To do: If a line in the data holds "rows", copy that line out in full.

Data for analysis:
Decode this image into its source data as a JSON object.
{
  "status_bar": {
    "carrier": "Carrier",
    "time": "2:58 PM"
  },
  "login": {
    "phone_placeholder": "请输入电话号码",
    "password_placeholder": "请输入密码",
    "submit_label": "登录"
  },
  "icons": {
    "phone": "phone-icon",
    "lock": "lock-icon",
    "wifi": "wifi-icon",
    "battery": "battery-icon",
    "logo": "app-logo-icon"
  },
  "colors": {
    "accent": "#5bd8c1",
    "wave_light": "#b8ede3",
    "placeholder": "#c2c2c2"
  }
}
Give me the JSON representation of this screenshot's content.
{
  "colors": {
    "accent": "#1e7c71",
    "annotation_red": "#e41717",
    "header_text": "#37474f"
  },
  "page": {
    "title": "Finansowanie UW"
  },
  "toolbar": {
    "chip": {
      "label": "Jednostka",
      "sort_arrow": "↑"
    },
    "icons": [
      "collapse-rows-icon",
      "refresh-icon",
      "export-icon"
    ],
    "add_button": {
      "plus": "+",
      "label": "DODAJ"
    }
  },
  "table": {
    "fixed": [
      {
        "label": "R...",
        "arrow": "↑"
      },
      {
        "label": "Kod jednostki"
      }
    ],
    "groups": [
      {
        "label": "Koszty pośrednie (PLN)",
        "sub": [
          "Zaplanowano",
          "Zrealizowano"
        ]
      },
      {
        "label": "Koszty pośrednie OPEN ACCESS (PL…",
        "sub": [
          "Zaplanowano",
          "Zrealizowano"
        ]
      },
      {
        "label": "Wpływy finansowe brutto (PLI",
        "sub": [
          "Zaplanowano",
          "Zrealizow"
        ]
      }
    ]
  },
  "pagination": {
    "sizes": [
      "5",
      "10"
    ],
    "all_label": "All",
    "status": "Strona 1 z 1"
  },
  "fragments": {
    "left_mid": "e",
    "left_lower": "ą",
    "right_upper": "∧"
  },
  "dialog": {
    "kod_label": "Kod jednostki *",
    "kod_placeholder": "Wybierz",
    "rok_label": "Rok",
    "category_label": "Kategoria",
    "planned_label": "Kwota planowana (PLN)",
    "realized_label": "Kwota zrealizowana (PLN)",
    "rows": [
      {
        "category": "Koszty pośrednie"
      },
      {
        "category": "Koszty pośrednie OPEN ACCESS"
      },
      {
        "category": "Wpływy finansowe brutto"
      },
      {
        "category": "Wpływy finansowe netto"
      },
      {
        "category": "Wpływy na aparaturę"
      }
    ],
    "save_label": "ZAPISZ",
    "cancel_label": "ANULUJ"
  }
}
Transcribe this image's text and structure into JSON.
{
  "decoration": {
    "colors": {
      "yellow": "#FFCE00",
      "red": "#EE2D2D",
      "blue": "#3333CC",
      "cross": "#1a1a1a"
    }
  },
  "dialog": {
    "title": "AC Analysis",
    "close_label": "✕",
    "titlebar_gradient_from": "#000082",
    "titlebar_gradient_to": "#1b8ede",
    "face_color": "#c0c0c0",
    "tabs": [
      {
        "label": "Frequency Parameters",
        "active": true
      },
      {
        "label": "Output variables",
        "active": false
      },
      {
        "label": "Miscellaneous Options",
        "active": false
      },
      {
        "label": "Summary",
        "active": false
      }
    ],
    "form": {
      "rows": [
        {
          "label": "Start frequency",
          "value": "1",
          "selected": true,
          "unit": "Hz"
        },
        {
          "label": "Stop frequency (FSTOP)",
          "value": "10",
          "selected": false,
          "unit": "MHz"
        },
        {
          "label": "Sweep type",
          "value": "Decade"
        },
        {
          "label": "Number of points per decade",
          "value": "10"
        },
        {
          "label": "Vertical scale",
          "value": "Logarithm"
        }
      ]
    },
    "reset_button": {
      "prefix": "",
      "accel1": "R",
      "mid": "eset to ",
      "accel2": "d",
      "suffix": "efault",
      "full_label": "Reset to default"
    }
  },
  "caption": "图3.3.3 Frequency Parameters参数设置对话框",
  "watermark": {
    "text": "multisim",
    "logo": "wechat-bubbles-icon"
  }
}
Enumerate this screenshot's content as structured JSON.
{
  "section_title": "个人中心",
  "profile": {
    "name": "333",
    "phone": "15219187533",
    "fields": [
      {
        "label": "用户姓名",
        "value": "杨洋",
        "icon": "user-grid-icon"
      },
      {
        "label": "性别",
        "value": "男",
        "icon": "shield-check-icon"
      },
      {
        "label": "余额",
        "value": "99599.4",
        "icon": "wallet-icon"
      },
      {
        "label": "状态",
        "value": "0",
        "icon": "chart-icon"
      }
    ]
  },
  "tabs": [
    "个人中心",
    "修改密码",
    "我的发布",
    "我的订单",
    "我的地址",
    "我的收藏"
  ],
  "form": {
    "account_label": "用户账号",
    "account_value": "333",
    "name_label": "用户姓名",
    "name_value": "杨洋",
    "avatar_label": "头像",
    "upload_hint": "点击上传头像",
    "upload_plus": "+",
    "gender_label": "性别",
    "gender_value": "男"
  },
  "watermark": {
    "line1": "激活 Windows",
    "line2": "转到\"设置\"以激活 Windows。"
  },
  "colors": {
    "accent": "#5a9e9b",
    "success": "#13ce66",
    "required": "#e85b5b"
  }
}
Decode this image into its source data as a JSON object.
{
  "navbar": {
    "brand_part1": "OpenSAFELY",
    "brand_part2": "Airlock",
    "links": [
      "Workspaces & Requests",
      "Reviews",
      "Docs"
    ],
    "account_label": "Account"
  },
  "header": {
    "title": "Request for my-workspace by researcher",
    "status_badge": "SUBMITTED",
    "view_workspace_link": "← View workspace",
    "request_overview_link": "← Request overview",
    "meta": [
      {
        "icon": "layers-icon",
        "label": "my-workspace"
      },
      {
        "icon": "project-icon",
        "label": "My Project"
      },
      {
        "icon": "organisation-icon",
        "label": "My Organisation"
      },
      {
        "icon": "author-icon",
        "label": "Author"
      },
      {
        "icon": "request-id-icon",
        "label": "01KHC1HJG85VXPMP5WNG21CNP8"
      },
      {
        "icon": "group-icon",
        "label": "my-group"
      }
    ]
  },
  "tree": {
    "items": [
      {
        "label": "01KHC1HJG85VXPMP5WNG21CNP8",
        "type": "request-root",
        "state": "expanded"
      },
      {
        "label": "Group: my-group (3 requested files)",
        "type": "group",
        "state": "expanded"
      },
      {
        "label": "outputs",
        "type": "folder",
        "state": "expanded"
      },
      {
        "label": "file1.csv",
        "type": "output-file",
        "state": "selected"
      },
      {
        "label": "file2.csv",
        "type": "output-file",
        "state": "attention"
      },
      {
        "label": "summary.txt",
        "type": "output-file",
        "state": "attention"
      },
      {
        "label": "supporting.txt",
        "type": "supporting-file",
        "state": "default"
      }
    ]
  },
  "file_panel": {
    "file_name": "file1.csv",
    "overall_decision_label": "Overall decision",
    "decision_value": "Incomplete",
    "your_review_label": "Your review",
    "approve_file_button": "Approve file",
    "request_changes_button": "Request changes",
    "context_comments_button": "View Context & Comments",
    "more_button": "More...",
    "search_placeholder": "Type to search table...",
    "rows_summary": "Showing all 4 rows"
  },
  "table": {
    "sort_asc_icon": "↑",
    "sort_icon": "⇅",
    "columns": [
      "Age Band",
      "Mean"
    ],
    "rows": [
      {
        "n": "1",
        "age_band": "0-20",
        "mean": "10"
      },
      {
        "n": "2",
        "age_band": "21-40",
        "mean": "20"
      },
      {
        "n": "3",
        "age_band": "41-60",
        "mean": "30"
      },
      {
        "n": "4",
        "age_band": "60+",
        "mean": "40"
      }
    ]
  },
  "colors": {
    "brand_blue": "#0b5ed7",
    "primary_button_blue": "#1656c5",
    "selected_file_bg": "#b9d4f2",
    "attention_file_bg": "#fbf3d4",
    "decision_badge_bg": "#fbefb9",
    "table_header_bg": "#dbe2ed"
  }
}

Exercise output:
      "collapse-rows-icon",
    "rows": [
      "rows": [
    "rows_summary": "Showing all 4 rows"
    "rows": [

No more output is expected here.